Byline: NeoManagement Group
Number 8 wire. The tall poppy is the first to get cut. Punching above our weight. Kiwi ingenuity. Boat, bach and BMW. She'll be right. Will she?
What is the relationship between our folk image of ourselves and our place in the world economy? Are these qualities a source of competitive advantage or a liability - and do they actually even represent what we really are?
We believe we're a nation of small businesses, yet the top 30 businesses in New Zealand control about as large a percentage of our economy as the Fortune 500 control in the US. We believe we're a rural people, despite being one of the most urbanised countries in the world.
If this were just a matter of what we say to each other on the bus and in the pub it wouldn't matter, but there is more at stake. Our folk image of ourselves is tied to deeply held values about work/life balance and work habits. These, in turn, are tied to our ability to succeed as we become more exposed to the world economy. If we try to compete internationally on nothing more than myths about punching above our weight we should not be optimistic about the outcome. Even the bravest possum does poorly against the logging truck.
Two questions are intertwined here. One concerns the relationship between our work skills and values, and our ability to compete internationally. The other concerns the contradictions between our ways of working and internationally successful practices. It would be a sad victory if success came at the price of becoming just like America, Japan or Singapore. The tightrope we must walk is to match our skills and values with areas in which we can excel.
The key question is what niche Kiwi business can create in the world economy? The notion of niche entered strategic planning from biology, where it is an assumption of population ecology that every species either finds a unique niche or becomes extinct. A niche is composed of a species ability to exploit food supplies, water, shelter, etc in a way that gives it an advantage over all others. If we apply this thinking to business, it leads to the realisation that every successful business is unique in its ability to provide customer value and generate profit from it. In his book, The Competitive Advantage of Nations, Harvard's Michael Porter has extended the application of strategic niche to nations in the world economy.
We are agreed that a prosperous future for New Zealand can no longer ride on wool and mutton, although they will continue to contribute.
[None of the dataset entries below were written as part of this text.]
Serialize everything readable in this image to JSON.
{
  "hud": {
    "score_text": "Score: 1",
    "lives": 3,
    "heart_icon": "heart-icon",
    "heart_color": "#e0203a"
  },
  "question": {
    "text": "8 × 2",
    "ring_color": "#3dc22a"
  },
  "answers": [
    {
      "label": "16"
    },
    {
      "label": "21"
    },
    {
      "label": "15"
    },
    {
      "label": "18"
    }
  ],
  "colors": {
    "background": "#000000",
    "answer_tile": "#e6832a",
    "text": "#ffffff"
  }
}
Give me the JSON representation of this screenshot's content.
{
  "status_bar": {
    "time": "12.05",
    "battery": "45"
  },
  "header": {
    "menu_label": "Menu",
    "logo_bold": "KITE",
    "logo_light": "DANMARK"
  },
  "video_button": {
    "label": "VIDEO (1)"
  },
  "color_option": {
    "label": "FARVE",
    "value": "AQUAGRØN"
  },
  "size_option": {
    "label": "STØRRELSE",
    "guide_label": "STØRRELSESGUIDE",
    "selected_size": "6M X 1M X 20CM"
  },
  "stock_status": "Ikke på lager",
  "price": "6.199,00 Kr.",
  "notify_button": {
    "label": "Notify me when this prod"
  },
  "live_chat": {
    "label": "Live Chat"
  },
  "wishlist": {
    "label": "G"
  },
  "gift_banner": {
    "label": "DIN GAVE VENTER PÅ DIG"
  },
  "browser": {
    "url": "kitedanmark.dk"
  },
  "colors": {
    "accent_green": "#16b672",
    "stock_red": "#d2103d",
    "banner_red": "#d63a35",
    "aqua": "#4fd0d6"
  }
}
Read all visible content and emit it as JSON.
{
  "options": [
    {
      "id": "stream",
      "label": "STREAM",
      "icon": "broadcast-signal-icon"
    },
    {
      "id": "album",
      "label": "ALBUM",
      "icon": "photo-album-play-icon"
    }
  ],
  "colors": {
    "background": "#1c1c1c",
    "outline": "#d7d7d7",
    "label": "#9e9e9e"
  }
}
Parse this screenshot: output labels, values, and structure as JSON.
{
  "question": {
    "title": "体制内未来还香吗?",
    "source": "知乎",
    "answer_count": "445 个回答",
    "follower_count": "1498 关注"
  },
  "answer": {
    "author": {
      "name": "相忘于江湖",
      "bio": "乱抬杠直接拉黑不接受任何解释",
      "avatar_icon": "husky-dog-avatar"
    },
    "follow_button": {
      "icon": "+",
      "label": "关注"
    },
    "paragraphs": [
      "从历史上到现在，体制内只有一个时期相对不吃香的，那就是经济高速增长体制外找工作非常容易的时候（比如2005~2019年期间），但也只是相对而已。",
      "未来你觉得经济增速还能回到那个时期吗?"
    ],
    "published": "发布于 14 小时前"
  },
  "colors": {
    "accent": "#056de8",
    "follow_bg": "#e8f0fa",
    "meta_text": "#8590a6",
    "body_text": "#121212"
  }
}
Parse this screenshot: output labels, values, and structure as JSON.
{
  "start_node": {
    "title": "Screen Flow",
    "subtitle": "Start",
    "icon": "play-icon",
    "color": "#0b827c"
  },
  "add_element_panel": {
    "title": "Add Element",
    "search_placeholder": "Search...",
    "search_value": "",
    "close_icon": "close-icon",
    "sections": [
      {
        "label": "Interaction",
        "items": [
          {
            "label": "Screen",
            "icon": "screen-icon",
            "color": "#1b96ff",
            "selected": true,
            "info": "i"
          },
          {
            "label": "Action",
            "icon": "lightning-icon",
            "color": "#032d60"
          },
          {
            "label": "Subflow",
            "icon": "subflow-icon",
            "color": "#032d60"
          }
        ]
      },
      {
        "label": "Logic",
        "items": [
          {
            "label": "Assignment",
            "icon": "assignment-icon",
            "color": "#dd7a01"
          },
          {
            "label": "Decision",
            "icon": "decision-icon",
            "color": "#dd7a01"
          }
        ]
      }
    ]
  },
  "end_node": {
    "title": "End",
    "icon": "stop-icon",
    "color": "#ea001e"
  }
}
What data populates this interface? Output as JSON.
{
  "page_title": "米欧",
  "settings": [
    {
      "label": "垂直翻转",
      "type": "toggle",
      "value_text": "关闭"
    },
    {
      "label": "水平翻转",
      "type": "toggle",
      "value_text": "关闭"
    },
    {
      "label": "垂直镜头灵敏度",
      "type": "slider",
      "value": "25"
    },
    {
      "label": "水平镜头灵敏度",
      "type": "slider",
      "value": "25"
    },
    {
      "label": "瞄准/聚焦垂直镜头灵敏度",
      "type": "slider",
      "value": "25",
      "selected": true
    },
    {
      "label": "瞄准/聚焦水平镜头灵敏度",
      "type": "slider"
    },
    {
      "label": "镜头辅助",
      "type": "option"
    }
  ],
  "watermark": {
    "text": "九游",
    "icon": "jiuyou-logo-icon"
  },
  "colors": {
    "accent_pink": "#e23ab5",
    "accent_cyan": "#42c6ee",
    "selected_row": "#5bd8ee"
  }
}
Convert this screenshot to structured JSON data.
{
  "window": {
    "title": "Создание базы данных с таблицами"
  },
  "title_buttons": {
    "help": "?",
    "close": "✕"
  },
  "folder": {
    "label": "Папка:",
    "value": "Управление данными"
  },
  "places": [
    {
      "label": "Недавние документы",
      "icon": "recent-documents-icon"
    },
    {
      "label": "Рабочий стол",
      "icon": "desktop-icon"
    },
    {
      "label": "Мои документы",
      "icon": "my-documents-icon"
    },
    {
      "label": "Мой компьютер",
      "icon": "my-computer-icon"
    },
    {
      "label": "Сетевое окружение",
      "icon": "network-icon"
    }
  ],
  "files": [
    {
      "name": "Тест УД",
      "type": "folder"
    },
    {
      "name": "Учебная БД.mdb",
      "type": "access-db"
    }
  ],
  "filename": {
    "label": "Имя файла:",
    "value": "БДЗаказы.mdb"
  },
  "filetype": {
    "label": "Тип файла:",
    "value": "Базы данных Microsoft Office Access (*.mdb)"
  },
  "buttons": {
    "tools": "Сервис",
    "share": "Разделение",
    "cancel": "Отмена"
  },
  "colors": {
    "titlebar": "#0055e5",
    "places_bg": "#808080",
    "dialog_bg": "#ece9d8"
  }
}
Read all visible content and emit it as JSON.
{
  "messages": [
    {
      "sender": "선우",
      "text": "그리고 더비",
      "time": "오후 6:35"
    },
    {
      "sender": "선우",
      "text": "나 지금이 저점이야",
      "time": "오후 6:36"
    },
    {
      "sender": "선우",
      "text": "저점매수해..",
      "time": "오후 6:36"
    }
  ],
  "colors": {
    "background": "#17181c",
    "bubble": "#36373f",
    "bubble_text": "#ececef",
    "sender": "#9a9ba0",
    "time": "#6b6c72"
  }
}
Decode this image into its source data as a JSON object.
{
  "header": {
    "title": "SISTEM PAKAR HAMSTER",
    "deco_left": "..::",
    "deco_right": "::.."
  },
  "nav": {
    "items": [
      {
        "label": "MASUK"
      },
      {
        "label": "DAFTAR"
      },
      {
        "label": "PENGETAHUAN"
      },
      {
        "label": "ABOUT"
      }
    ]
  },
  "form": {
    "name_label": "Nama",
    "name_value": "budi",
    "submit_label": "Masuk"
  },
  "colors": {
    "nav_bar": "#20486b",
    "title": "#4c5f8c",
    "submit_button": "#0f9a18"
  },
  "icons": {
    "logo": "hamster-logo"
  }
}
Further, it is not yet clear what will be added as they become less prominent in our economy. If we look at this situation in terms of finding a niche, the question we would ask is what Kiwis do distinctively well relative to other nations? That is, what strategic core competencies do we possess as a nation?
Presently, we tend to have two unrelated conversations about our cultural values. On the one hand, business leaders can be regularly heard to slag the "number 8 wire mentality". Others, however, seem to believe that success in something as complex and ill-defined as the "creative economy" can be anchored by something as vague as "Kiwi ingenuity".
The historian Paul Veyne once wrote that, "[A] culture is a tissue of exceptions, whose incoherence goes unnoticed by those involved in it." Like all folk knowledge, our folk image of the good Kiwi embodies deeply held values - and contradictions. As with people, all people, our greatest strengths come from the same deep place as our greatest weaknesses. We cannot have one without the other. If we are to benefit from developing the potential strength of these qualities, we must simultaneously recognise and protect against their dark side.
An iconic image of this duality is the portrayal of Burt Munro in The World's Fastest Indian, which one government website has called, "a refreshingly old school portrayal of classic Kiwi values". …